Instead, he believes it's best placed near the Shands Bridge, where the lynching happened. The plaza is about 25 miles away from the bridge.
"I think that what's important is that telling the true and accurate history. And by being in the central plaza, it will convey a message that it had happened here," Regan explained. "I think moving the [Confederate] monument, I learned the importance of the symbolism, of placement means everything, and the Commission has to be very careful how they decide for those things that are put into the central plaza or on any public space."
In his recommendation letter, Regan also claims, the "act was committed over seventy-five years after the period of relevance identified for monuments to be placed in the plaza, per city code."
However, James Michael Butler, Kenan Distinguished Professor of History at Flagler College, argues the marker would not take away but add to the narrative of the plaza by bringing in history from the Jim Crow era.
"There is nothing between enslavement and the Civil Rights Movement currently in the plaza. A monument that notates the fact that a lynching happened [in St. Johns County], as well, fills in the gap between that history," the professor said. "This issue is not just St. Augustine's issue, this is part of a greater movement to commemorate one of the most difficult times in American history, so that we can learn from it, have dialogue about it and understand why we are at the position that we're at as a society."
Phillips says the letter was like a slap in the face.
"Are we angry? Yeah, we're angry," she said. "And we're not getting ready to just, you know, play dead and pretend like this didn't happen."
Regan plans to present his recommendation to the city commissioners at its meeting at end of the month before a final vote.
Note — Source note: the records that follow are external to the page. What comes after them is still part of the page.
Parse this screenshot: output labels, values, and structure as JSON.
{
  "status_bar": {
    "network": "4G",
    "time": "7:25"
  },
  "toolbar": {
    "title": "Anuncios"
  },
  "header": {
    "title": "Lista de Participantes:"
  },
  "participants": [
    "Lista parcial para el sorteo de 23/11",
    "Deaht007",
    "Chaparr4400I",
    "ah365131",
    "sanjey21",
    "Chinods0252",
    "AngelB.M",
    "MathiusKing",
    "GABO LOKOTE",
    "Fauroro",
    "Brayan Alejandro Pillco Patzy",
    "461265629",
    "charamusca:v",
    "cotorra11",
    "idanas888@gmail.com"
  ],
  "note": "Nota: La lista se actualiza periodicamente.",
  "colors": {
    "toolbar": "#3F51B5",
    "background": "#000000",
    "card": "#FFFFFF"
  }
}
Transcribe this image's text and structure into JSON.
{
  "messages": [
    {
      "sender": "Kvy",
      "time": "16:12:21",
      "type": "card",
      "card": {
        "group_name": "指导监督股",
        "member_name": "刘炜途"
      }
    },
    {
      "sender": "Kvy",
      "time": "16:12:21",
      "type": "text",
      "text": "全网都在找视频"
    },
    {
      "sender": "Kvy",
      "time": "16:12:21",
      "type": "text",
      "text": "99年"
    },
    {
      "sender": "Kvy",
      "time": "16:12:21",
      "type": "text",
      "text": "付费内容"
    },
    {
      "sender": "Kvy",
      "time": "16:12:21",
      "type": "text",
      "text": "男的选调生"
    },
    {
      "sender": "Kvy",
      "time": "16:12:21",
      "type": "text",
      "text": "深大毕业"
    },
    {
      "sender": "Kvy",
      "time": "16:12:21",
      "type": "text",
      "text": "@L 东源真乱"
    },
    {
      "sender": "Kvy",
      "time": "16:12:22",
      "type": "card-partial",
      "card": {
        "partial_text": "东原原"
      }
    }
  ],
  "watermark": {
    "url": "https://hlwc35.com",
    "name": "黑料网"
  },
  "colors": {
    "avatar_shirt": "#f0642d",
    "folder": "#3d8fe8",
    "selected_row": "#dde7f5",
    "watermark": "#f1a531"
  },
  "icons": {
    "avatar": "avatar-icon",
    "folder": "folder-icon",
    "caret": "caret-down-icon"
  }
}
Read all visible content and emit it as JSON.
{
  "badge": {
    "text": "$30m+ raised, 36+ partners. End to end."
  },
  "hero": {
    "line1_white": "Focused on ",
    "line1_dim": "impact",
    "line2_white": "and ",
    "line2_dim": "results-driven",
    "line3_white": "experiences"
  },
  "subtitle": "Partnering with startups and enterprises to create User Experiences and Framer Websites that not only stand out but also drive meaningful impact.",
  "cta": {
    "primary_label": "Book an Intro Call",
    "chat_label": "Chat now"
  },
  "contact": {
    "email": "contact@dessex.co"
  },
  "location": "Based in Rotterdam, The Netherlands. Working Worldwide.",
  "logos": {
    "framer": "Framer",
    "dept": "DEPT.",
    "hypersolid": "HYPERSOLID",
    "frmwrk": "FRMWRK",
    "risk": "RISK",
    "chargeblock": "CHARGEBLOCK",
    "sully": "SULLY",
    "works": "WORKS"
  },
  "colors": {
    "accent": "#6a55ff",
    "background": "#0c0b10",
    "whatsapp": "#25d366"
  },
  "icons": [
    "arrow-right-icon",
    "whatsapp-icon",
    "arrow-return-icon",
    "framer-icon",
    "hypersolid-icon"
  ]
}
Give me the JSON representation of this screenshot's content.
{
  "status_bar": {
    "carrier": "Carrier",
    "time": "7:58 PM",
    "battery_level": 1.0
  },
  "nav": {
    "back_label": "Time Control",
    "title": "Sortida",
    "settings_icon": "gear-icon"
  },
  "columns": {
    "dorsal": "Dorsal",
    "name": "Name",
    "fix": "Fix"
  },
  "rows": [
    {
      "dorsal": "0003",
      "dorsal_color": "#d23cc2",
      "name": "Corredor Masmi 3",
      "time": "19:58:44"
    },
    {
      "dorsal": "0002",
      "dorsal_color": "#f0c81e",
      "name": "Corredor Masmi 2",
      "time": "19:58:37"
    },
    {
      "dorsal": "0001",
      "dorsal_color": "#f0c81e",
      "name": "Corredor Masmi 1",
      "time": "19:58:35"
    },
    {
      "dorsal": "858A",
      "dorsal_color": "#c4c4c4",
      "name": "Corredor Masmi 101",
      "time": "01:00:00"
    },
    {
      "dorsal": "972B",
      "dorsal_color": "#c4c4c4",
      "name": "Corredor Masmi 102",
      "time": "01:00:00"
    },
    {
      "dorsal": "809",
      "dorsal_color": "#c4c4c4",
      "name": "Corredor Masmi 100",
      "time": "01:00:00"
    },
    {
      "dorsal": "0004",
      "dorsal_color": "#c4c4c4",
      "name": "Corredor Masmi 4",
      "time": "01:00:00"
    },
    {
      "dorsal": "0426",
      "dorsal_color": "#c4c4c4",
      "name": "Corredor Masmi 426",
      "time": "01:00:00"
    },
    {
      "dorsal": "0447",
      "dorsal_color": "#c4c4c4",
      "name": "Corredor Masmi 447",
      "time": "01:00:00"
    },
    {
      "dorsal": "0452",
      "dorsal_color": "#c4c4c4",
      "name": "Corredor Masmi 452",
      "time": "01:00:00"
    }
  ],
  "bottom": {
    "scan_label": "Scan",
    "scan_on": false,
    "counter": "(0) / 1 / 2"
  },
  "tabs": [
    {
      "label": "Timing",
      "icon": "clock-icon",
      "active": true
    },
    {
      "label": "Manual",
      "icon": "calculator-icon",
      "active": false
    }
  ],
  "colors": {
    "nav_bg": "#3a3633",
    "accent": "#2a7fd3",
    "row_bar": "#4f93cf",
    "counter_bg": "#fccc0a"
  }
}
Florida led the nation in per capita lynchings. According to Butler, it was more dangerous for African Americans to live in Florida during the time than to live in Mississippi, Georgia or Alabama.